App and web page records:
════════

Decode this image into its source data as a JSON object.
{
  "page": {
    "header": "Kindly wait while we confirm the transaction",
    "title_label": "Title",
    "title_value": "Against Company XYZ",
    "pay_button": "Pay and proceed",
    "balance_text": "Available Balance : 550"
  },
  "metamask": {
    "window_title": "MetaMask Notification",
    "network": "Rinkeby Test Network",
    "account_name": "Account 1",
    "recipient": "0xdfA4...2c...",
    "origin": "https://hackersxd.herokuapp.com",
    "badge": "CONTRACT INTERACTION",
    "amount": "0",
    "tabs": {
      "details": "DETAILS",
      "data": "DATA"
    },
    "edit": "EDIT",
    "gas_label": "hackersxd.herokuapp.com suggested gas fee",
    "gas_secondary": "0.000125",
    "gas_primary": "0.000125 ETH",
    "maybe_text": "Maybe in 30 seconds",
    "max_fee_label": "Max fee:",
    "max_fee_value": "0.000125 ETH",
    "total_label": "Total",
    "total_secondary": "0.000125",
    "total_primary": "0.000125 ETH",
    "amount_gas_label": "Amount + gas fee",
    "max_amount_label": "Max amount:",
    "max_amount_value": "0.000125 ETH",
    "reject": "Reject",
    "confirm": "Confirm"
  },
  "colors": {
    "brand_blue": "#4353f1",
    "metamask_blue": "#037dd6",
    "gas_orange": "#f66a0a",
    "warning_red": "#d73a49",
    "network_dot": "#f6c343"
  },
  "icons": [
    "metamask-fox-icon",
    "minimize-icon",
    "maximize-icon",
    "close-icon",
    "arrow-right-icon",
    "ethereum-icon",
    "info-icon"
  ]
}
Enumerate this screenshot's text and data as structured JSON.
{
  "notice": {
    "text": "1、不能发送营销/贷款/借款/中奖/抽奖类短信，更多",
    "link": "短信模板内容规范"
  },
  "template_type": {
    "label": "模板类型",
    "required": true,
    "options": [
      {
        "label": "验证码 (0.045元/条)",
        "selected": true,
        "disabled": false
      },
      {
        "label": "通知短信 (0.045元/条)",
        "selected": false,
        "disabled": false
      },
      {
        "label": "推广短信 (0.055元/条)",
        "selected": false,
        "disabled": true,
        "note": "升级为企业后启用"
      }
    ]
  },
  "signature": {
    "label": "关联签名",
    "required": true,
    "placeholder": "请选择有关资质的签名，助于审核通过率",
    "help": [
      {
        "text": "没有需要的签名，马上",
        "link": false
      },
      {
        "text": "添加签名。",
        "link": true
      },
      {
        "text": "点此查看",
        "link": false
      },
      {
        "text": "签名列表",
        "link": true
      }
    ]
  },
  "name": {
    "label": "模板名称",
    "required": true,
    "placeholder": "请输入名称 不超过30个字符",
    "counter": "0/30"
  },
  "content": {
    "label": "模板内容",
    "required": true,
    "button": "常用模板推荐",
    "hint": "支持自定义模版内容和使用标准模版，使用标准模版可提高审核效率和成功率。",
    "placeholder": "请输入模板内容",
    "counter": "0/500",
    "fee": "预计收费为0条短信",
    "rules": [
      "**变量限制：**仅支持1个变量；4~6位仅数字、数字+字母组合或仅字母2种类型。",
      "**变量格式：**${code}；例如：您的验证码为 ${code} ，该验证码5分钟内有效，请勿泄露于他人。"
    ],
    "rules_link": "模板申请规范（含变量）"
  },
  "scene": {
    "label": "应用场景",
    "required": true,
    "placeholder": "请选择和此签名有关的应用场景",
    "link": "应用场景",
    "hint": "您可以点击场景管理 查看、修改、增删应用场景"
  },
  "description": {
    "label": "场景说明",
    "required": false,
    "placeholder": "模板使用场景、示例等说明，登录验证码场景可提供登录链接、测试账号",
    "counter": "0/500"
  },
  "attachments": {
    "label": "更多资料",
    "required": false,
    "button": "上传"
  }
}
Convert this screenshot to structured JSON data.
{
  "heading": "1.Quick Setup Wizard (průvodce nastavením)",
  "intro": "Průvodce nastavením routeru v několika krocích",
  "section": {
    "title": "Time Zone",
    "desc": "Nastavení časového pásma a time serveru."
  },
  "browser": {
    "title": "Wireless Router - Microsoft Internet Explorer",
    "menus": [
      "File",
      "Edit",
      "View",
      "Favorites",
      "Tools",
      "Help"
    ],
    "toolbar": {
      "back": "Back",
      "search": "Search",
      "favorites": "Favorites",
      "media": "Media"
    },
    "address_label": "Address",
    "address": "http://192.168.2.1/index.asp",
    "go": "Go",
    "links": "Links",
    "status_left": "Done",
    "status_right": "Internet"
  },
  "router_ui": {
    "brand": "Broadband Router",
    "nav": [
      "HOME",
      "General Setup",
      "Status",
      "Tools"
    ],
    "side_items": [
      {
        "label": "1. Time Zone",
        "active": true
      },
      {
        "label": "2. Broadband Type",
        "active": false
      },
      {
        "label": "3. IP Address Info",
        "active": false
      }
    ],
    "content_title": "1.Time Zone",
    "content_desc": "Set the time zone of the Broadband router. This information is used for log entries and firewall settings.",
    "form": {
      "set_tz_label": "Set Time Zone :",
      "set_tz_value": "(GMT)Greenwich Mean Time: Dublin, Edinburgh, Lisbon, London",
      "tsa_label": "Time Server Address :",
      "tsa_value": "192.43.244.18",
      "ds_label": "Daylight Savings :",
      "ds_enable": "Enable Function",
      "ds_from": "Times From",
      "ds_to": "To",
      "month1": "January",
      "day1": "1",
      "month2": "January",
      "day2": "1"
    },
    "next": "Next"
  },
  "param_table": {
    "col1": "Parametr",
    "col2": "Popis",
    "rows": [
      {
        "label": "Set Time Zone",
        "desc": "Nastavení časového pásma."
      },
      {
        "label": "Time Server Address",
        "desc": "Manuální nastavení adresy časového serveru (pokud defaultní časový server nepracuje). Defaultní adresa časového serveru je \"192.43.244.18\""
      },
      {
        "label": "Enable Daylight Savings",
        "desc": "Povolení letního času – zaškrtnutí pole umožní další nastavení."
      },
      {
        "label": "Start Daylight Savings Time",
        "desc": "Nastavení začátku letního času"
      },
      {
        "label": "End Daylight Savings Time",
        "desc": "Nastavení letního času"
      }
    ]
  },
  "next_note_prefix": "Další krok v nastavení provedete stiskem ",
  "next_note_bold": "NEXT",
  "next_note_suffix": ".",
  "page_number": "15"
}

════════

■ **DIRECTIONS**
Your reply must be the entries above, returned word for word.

■ **SOLUTION TO THE PROBLEM**
Decode this image into its source data as a JSON object.
{
  "page": {
    "header": "Kindly wait while we confirm the transaction",
    "title_label": "Title",
    "title_value": "Against Company XYZ",
    "pay_button": "Pay and proceed",
    "balance_text": "Available Balance : 550"
  },
  "metamask": {
    "window_title": "MetaMask Notification",
    "network": "Rinkeby Test Network",
    "account_name": "Account 1",
    "recipient": "0xdfA4...2c...",
    "origin": "https://hackersxd.herokuapp.com",
    "badge": "CONTRACT INTERACTION",
    "amount": "0",
    "tabs": {
      "details": "DETAILS",
      "data": "DATA"
    },
    "edit": "EDIT",
    "gas_label": "hackersxd.herokuapp.com suggested gas fee",
    "gas_secondary": "0.000125",
    "gas_primary": "0.000125 ETH",
    "maybe_text": "Maybe in 30 seconds",
    "max_fee_label": "Max fee:",
    "max_fee_value": "0.000125 ETH",
    "total_label": "Total",
    "total_secondary": "0.000125",
    "total_primary": "0.000125 ETH",
    "amount_gas_label": "Amount + gas fee",
    "max_amount_label": "Max amount:",
    "max_amount_value": "0.000125 ETH",
    "reject": "Reject",
    "confirm": "Confirm"
  },
  "colors": {
    "brand_blue": "#4353f1",
    "metamask_blue": "#037dd6",
    "gas_orange": "#f66a0a",
    "warning_red": "#d73a49",
    "network_dot": "#f6c343"
  },
  "icons": [
    "metamask-fox-icon",
    "minimize-icon",
    "maximize-icon",
    "close-icon",
    "arrow-right-icon",
    "ethereum-icon",
    "info-icon"
  ]
}
Enumerate this screenshot's text and data as structured JSON.
{
  "notice": {
    "text": "1、不能发送营销/贷款/借款/中奖/抽奖类短信，更多",
    "link": "短信模板内容规范"
  },
  "template_type": {
    "label": "模板类型",
    "required": true,
    "options": [
      {
        "label": "验证码 (0.045元/条)",
        "selected": true,
        "disabled": false
      },
      {
        "label": "通知短信 (0.045元/条)",
        "selected": false,
        "disabled": false
      },
      {
        "label": "推广短信 (0.055元/条)",
        "selected": false,
        "disabled": true,
        "note": "升级为企业后启用"
      }
    ]
  },
  "signature": {
    "label": "关联签名",
    "required": true,
    "placeholder": "请选择有关资质的签名，助于审核通过率",
    "help": [
      {
        "text": "没有需要的签名，马上",
        "link": false
      },
      {
        "text": "添加签名。",
        "link": true
      },
      {
        "text": "点此查看",
        "link": false
      },
      {
        "text": "签名列表",
        "link": true
      }
    ]
  },
  "name": {
    "label": "模板名称",
    "required": true,
    "placeholder": "请输入名称 不超过30个字符",
    "counter": "0/30"
  },
  "content": {
    "label": "模板内容",
    "required": true,
    "button": "常用模板推荐",
    "hint": "支持自定义模版内容和使用标准模版，使用标准模版可提高审核效率和成功率。",
    "placeholder": "请输入模板内容",
    "counter": "0/500",
    "fee": "预计收费为0条短信",
    "rules": [
      "**变量限制：**仅支持1个变量；4~6位仅数字、数字+字母组合或仅字母2种类型。",
      "**变量格式：**${code}；例如：您的验证码为 ${code} ，该验证码5分钟内有效，请勿泄露于他人。"
    ],
    "rules_link": "模板申请规范（含变量）"
  },
  "scene": {
    "label": "应用场景",
    "required": true,
    "placeholder": "请选择和此签名有关的应用场景",
    "link": "应用场景",
    "hint": "您可以点击场景管理 查看、修改、增删应用场景"
  },
  "description": {
    "label": "场景说明",
    "required": false,
    "placeholder": "模板使用场景、示例等说明，登录验证码场景可提供登录链接、测试账号",
    "counter": "0/500"
  },
  "attachments": {
    "label": "更多资料",
    "required": false,
    "button": "上传"
  }
}
Convert this screenshot to structured JSON data.
{
  "heading": "1.Quick Setup Wizard (průvodce nastavením)",
  "intro": "Průvodce nastavením routeru v několika krocích",
  "section": {
    "title": "Time Zone",
    "desc": "Nastavení časového pásma a time serveru."
  },
  "browser": {
    "title": "Wireless Router - Microsoft Internet Explorer",
    "menus": [
      "File",
      "Edit",
      "View",
      "Favorites",
      "Tools",
      "Help"
    ],
    "toolbar": {
      "back": "Back",
      "search": "Search",
      "favorites": "Favorites",
      "media": "Media"
    },
    "address_label": "Address",
    "address": "http://192.168.2.1/index.asp",
    "go": "Go",
    "links": "Links",
    "status_left": "Done",
    "status_right": "Internet"
  },
  "router_ui": {
    "brand": "Broadband Router",
    "nav": [
      "HOME",
      "General Setup",
      "Status",
      "Tools"
    ],
    "side_items": [
      {
        "label": "1. Time Zone",
        "active": true
      },
      {
        "label": "2. Broadband Type",
        "active": false
      },
      {
        "label": "3. IP Address Info",
        "active": false
      }
    ],
    "content_title": "1.Time Zone",
    "content_desc": "Set the time zone of the Broadband router. This information is used for log entries and firewall settings.",
    "form": {
      "set_tz_label": "Set Time Zone :",
      "set_tz_value": "(GMT)Greenwich Mean Time: Dublin, Edinburgh, Lisbon, London",
      "tsa_label": "Time Server Address :",
      "tsa_value": "192.43.244.18",
      "ds_label": "Daylight Savings :",
      "ds_enable": "Enable Function",
      "ds_from": "Times From",
      "ds_to": "To",
      "month1": "January",
      "day1": "1",
      "month2": "January",
      "day2": "1"
    },
    "next": "Next"
  },
  "param_table": {
    "col1": "Parametr",
    "col2": "Popis",
    "rows": [
      {
        "label": "Set Time Zone",
        "desc": "Nastavení časového pásma."
      },
      {
        "label": "Time Server Address",
        "desc": "Manuální nastavení adresy časového serveru (pokud defaultní časový server nepracuje). Defaultní adresa časového serveru je \"192.43.244.18\""
      },
      {
        "label": "Enable Daylight Savings",
        "desc": "Povolení letního času – zaškrtnutí pole umožní další nastavení."
      },
      {
        "label": "Start Daylight Savings Time",
        "desc": "Nastavení začátku letního času"
      },
      {
        "label": "End Daylight Savings Time",
        "desc": "Nastavení letního času"
      }
    ]
  },
  "next_note_prefix": "Další krok v nastavení provedete stiskem ",
  "next_note_bold": "NEXT",
  "next_note_suffix": ".",
  "page_number": "15"
}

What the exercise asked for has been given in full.